Winter Storm Update

Heavy Snowfall Warning: Sherbrooke, Townships, areas south of the St. Lawrence Valley
Winter Storm Warning: Vermont and northern New York counties

Low pressure has finally developed off the southern coast of New England and is slowly moving west towards Maine. This system will be enhanced by a second area of low pressure in the upper atmosphere and become quite intense later today and tonight. Models have it as low as 970mb. The forecast has been very hard to nail down with this system because it is breaking some of the usual rules. The result of the storm moving west will be increasing deep Atlantic moisture across all of our area including eastern Ontario, Quebec and south into New England and New York. Radar is already showing a shift in precipitation, now coming from the northeast to the southwest. I believe any warm air as depicted in the Environment Canada forecast will stay well east of our area. As a matter of fact we are currently -6C here on Ile Perrot, down several degrees from this morning. In addition the snow and wind have been picking up. It will continue to do so for the balance of the day and Sunday. Total storm accumulations will be 25 to 35cm for New England, 20-30cm for the regions south of the St. Lawrence Valley and 15-20cm for all other regions. While no warnings are posted for Montreal, the weather will make travel difficult later today and especially tonight.

Closer to the center of the low, heavy precipitation, fierce winds and a storm surge are affecting coastal Maine and Nova Scotia. Heavy snow is falling inland in New Brunswick and PEI and over the Gaspe. Winds are expected over 150km/h at Cape Breton.

Friday, January 01, 2010

Happy 2010

Above: Cleaning the snow on Ile Perrot today.
Below: AP Photo of the NHL Winter Classic at Fenway Park in Boston.

Happy New Year...year 6 of my weather blog and year 31 of keeping weather data is underway.

Today was quite snowy across the region with a good 4 to 7cm accumulating here on Ile Perrot. The snow was very light and fluffy. The reason for this snow is a low pressure trough draped across the region. The main pulse of energy will move off the New England coast tonight and join forces with a developing storm east of Maine. This low pressure area will retrograde into the Gulf of Maine on Saturday before moving back east out to sea. The result will be steady snow late Saturday into Sunday morning. Winter Storm Watches have been hoisted for Vermont and all of upstate New York including the counties bordering our regions. No watches on this side of the border at this time. It appears the snow will remain light but steady for Montreal. By the time the weekend ends a good 15-30cm will accumulate across the area. Winds will pick up as well gusting to 50km/h especially in the Quebec City region. Travel may become difficult late Saturday in snow and blowing snow.

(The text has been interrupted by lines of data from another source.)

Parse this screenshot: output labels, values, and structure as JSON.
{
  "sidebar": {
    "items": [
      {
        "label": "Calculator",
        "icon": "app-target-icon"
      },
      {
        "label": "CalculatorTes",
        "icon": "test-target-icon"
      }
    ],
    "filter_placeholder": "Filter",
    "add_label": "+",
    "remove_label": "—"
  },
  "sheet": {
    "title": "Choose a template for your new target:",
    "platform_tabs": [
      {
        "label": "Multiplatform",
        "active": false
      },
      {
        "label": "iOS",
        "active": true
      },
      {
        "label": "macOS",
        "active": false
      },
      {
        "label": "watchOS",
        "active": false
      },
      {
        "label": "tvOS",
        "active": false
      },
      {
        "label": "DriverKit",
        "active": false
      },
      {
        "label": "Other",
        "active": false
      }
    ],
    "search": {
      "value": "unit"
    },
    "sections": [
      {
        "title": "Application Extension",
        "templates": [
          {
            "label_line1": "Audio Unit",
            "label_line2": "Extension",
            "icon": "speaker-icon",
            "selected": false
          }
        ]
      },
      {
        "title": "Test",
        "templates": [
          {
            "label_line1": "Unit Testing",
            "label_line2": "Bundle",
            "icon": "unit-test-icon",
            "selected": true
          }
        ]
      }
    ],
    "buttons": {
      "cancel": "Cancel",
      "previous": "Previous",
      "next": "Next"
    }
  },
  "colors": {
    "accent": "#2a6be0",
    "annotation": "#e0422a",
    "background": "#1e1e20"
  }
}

This has been a very changeable forecast and a storm that has not followed any of the rules, so things may still change yet. We should know more by tomorrow morning.

• The NHL Winter Classic was played at historic Fenway Park in Boston today. Despite predictions of stormy weather, it remained calm and mild during the game with near perfect conditions. Over 38,000 fans watched the Bruins beat the Flyers 2-1 in overtime. It was quite the event to watch at the old ballpark.